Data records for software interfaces

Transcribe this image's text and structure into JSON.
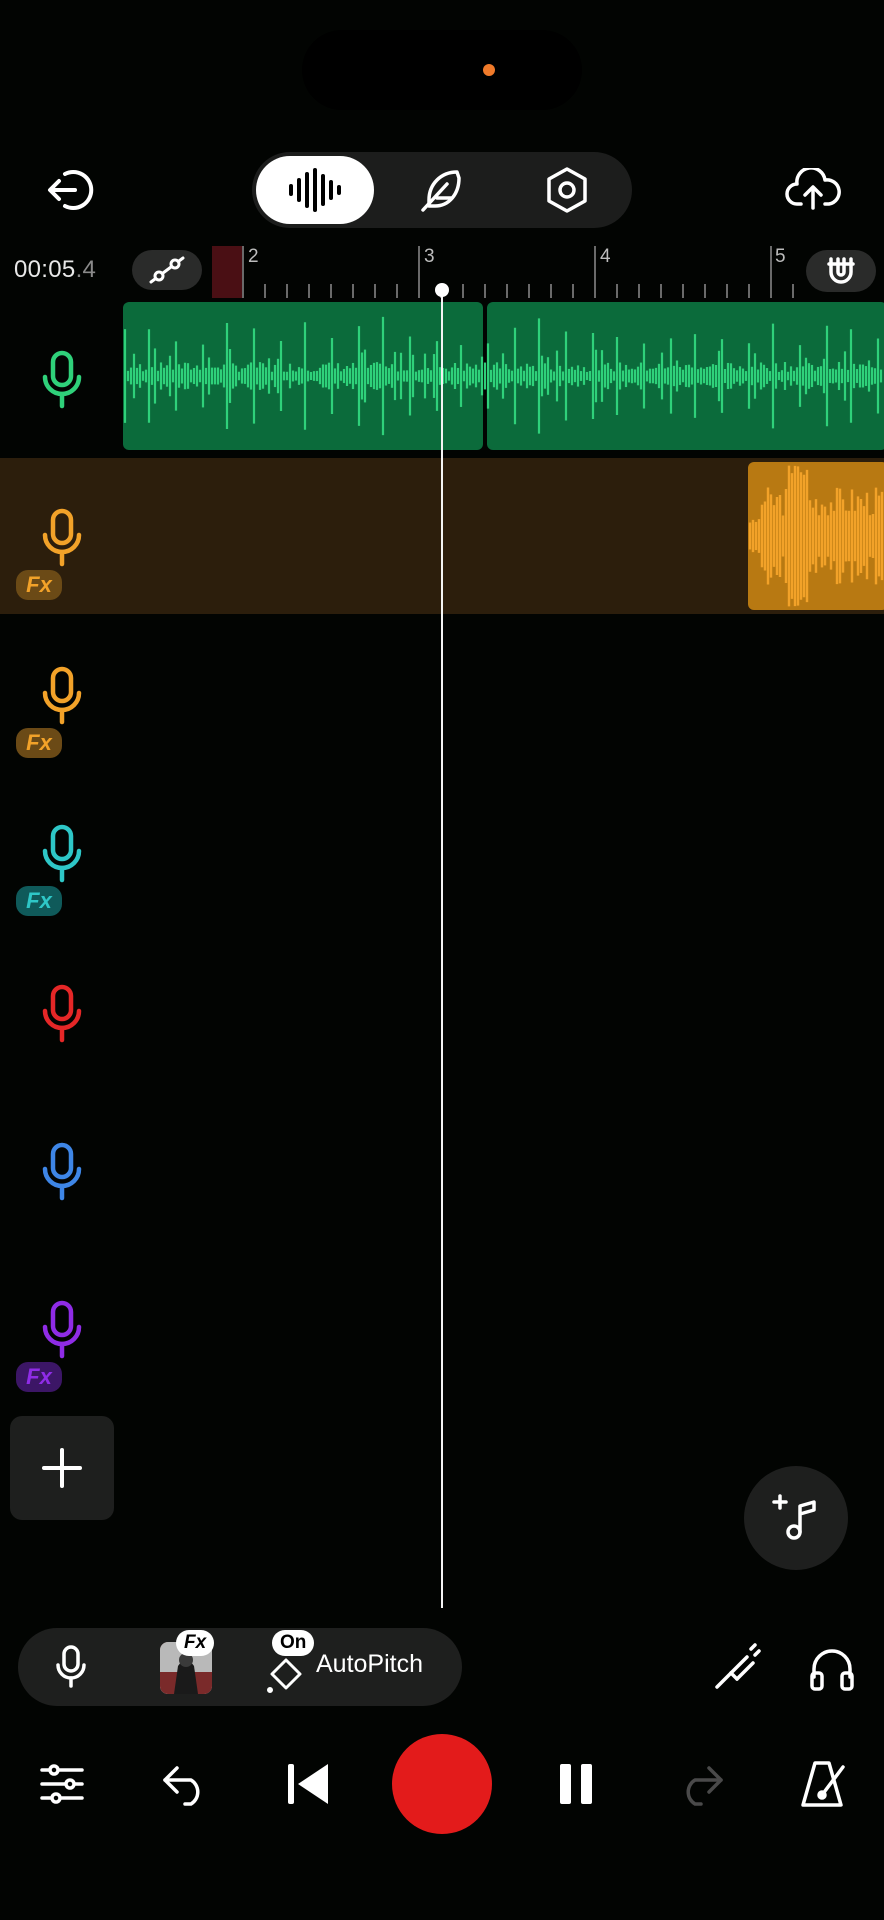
{
  "header": {
    "exit_icon": "exit-icon",
    "upload_icon": "cloud-upload-icon",
    "modes": [
      {
        "id": "waveform",
        "icon": "waveform-icon",
        "active": true
      },
      {
        "id": "feather",
        "icon": "feather-icon",
        "active": false
      },
      {
        "id": "settings",
        "icon": "hex-settings-icon",
        "active": false
      }
    ]
  },
  "timeline": {
    "timecode_main": "00:05",
    "timecode_fraction": ".4",
    "ruler_labels": [
      "2",
      "3",
      "4",
      "5"
    ],
    "automation_icon": "automation-icon",
    "snap_icon": "magnet-icon"
  },
  "tracks": [
    {
      "color": "#2fd17a",
      "fx": false
    },
    {
      "color": "#f2a229",
      "fx": true,
      "fx_label": "Fx",
      "fx_bg": "#6b4a16",
      "fx_fg": "#f2a229"
    },
    {
      "color": "#f2a229",
      "fx": true,
      "fx_label": "Fx",
      "fx_bg": "#6b4a16",
      "fx_fg": "#f2a229"
    },
    {
      "color": "#2ec7c7",
      "fx": true,
      "fx_label": "Fx",
      "fx_bg": "#0f5a5a",
      "fx_fg": "#2ec7c7"
    },
    {
      "color": "#e52727",
      "fx": false
    },
    {
      "color": "#3e86e6",
      "fx": false
    },
    {
      "color": "#8f2ce6",
      "fx": true,
      "fx_label": "Fx",
      "fx_bg": "#3c1666",
      "fx_fg": "#8f2ce6"
    }
  ],
  "tools": {
    "fx_label": "Fx",
    "on_label": "On",
    "autopitch_label": "AutoPitch"
  },
  "colors": {
    "accent_record": "#e31b1b",
    "track_green": "#0b6b3b",
    "wave_green": "#2fd17a",
    "track_orange_bg": "#2c1e0c",
    "wave_orange": "#f2a229"
  }
}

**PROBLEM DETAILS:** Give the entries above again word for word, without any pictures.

**YOUR SOLUTION:**
Transcribe this image's text and structure into JSON.
{
  "header": {
    "exit_icon": "exit-icon",
    "upload_icon": "cloud-upload-icon",
    "modes": [
      {
        "id": "waveform",
        "icon": "waveform-icon",
        "active": true
      },
      {
        "id": "feather",
        "icon": "feather-icon",
        "active": false
      },
      {
        "id": "settings",
        "icon": "hex-settings-icon",
        "active": false
      }
    ]
  },
  "timeline": {
    "timecode_main": "00:05",
    "timecode_fraction": ".4",
    "ruler_labels": [
      "2",
      "3",
      "4",
      "5"
    ],
    "automation_icon": "automation-icon",
    "snap_icon": "magnet-icon"
  },
  "tracks": [
    {
      "color": "#2fd17a",
      "fx": false
    },
    {
      "color": "#f2a229",
      "fx": true,
      "fx_label": "Fx",
      "fx_bg": "#6b4a16",
      "fx_fg": "#f2a229"
    },
    {
      "color": "#f2a229",
      "fx": true,
      "fx_label": "Fx",
      "fx_bg": "#6b4a16",
      "fx_fg": "#f2a229"
    },
    {
      "color": "#2ec7c7",
      "fx": true,
      "fx_label": "Fx",
      "fx_bg": "#0f5a5a",
      "fx_fg": "#2ec7c7"
    },
    {
      "color": "#e52727",
      "fx": false
    },
    {
      "color": "#3e86e6",
      "fx": false
    },
    {
      "color": "#8f2ce6",
      "fx": true,
      "fx_label": "Fx",
      "fx_bg": "#3c1666",
      "fx_fg": "#8f2ce6"
    }
  ],
  "tools": {
    "fx_label": "Fx",
    "on_label": "On",
    "autopitch_label": "AutoPitch"
  },
  "colors": {
    "accent_record": "#e31b1b",
    "track_green": "#0b6b3b",
    "wave_green": "#2fd17a",
    "track_orange_bg": "#2c1e0c",
    "wave_orange": "#f2a229"
  }
}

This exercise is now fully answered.